“Sadly, the tragic reality is that day by day, the chances of finding her alive are diminishing,” he said on Friday.

Police have not ruled out the possibility that Wallace had walked out of the area and chose to disappear.

Lawson said that while she had the “right to be anonymous”, he would urge her to come forward and let them know if that was the case.

The missing woman’s partner was not a person of interest and there were no suspects, he said.

“We have an open mind to all possibilities, but we certainly don’t believe at this stage that it looks like a homicide,” Lawson said.

“Her partner has been very, very cooperative with police.”

According to police, Wallace and her partner had set out on a bushwalk at 1am and had planned to watch the sunrise. By 8am, Wallace’s partner raised alarm with police, saying she had gone missing.

Wallace’s adult son, Tyrone Stewart, has told local media his mother was not to type to go on a walk to see the sunrise.

“My mum doesn’t go to watch the sunrise, she doesn’t go bushwalking, especially in sandals,” he told the Central Western Daily.

On Friday the Lachlan shire mayor, John Medcalf, said Tottenham was a small tight-knit community where everyone was ready to help in any way they could.

“She’s a part of our community,” he said.

“The community is definitely thinking of her. We’re looking out for her. That’s about all we can do. We’re just hoping she might turn up on the doorstep.”

Medcalf said nothing like this had happened in the area in recent memory, and believed the community would be relieved to know police weren’t treating the disappearance as a homicide.

Wallace had moved into the area recently and had already made friends, according to locals.

A worker at the town’s pub said the mother was a regular at the bowling club and the community was worried about her.

“She’d come into the pub every now and then,” the worker said.

“We’re all concerned for her welfare more than anything.”

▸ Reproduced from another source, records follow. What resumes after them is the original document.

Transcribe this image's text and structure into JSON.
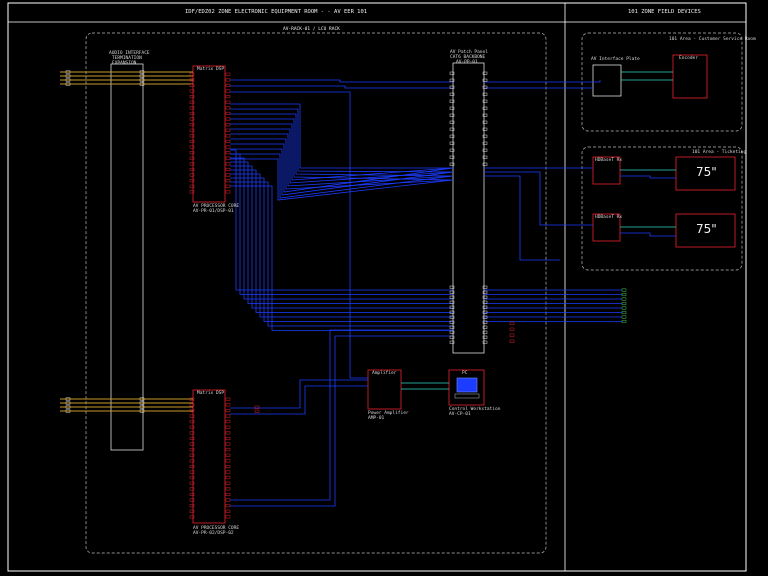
{
  "sheet": {
    "left_title": "IDF/EDZ02 ZONE ELECTRONIC EQUIPMENT ROOM - - AV EER 101",
    "right_title": "101 ZONE FIELD DEVICES"
  },
  "rack": {
    "title": "AV-RACK-01 / LCU RACK",
    "dsp_top": {
      "title": "Matrix DSP",
      "caption": [
        "AV PROCESSOR CORE",
        "AV-PR-01/DSP-01"
      ]
    },
    "dsp_bottom": {
      "title": "Matrix DSP",
      "caption": [
        "AV PROCESSOR CORE",
        "AV-PR-02/DSP-02"
      ]
    },
    "patch_left": {
      "caption": [
        "AUDIO INTERFACE",
        "TERMINATION",
        "EXPANSION"
      ]
    },
    "patch_right": {
      "caption": [
        "AV Patch Panel",
        "CAT6 BACKBONE",
        "AV-PP-01"
      ]
    },
    "amp": {
      "title": "Amplifier",
      "caption": [
        "Power Amplifier",
        "AMP-01"
      ]
    },
    "control_pc": {
      "title": "PC",
      "caption": [
        "Control Workstation",
        "AV-CP-01"
      ]
    }
  },
  "field": {
    "room_one": {
      "title": "101 Area - Customer Service Room",
      "extender": "AV Interface Plate",
      "encoder": "Encoder"
    },
    "room_two": {
      "title": "101 Area - Ticketing",
      "display_size_top": "75\"",
      "display_size_bottom": "75\"",
      "rx_top": "HDBaseT Rx",
      "rx_bottom": "HDBaseT Rx"
    }
  },
  "colors": {
    "frame": "#ffffff",
    "wire": "#1c3cff",
    "audio": "#c89a28",
    "device": "#d0202a",
    "signal": "#2fd6c8",
    "endpoint": "#3fc45a"
  }
}
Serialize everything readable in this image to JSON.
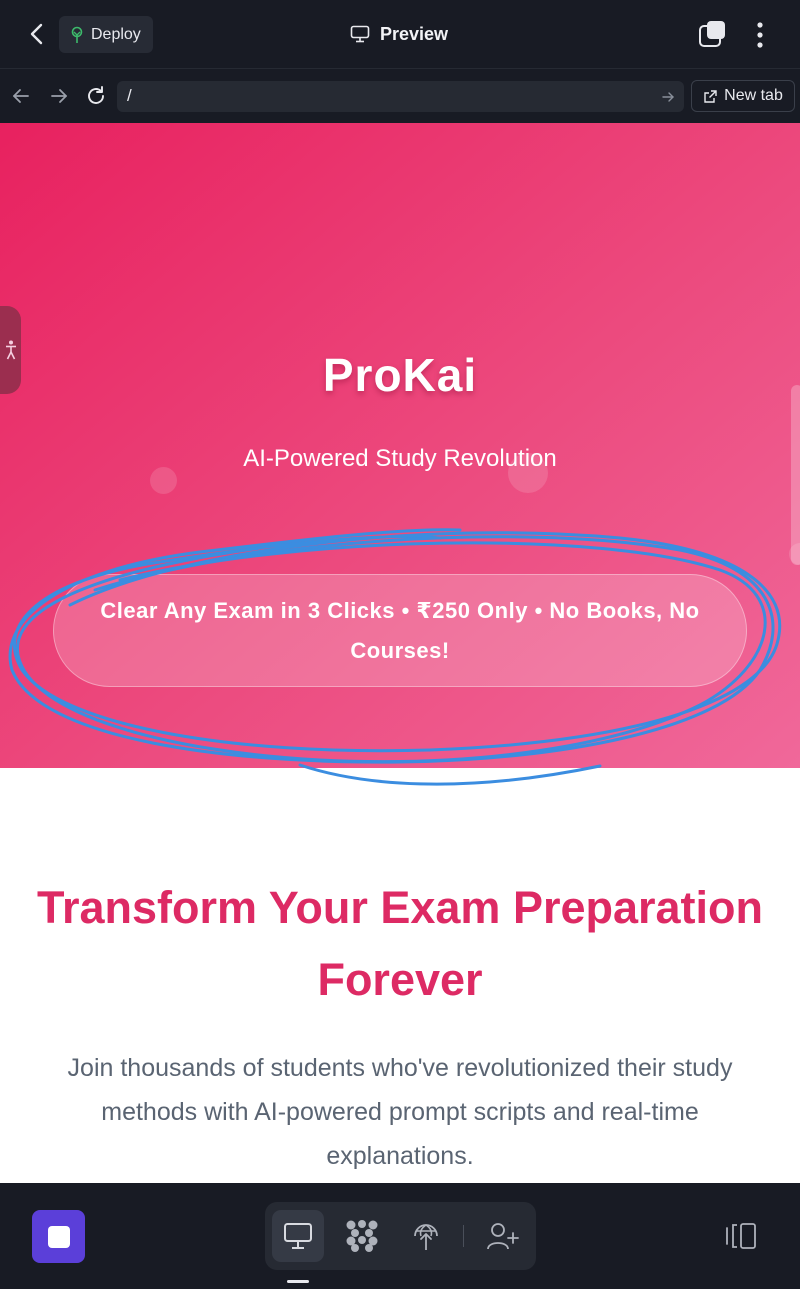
{
  "topbar": {
    "deploy_label": "Deploy",
    "title": "Preview"
  },
  "addressbar": {
    "url": "/",
    "new_tab_label": "New tab"
  },
  "hero": {
    "title": "ProKai",
    "subtitle": "AI-Powered Study Revolution",
    "cta": "Clear Any Exam in 3 Clicks • ₹250 Only • No Books, No Courses!"
  },
  "section": {
    "title": "Transform Your Exam Preparation Forever",
    "body": "Join thousands of students who've revolutionized their study methods with AI-powered prompt scripts and real-time explanations."
  },
  "colors": {
    "hero_start": "#e8215f",
    "hero_end": "#f0689a",
    "accent_title": "#dd2a64",
    "annotation_scribble": "#3b8de0",
    "stop_button": "#5b3fd9"
  },
  "icons": [
    "chevron-left-icon",
    "deploy-tree-icon",
    "monitor-icon",
    "tabs-icon",
    "more-vertical-icon",
    "arrow-left-icon",
    "arrow-right-icon",
    "reload-icon",
    "external-link-icon",
    "accessibility-icon",
    "agents-grid-icon",
    "globe-upload-icon",
    "add-user-icon",
    "panel-toggle-icon"
  ]
}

Police have been joined in the search by members of the State Emergency Services, the local council and the NSW Parks and Wildlife Service.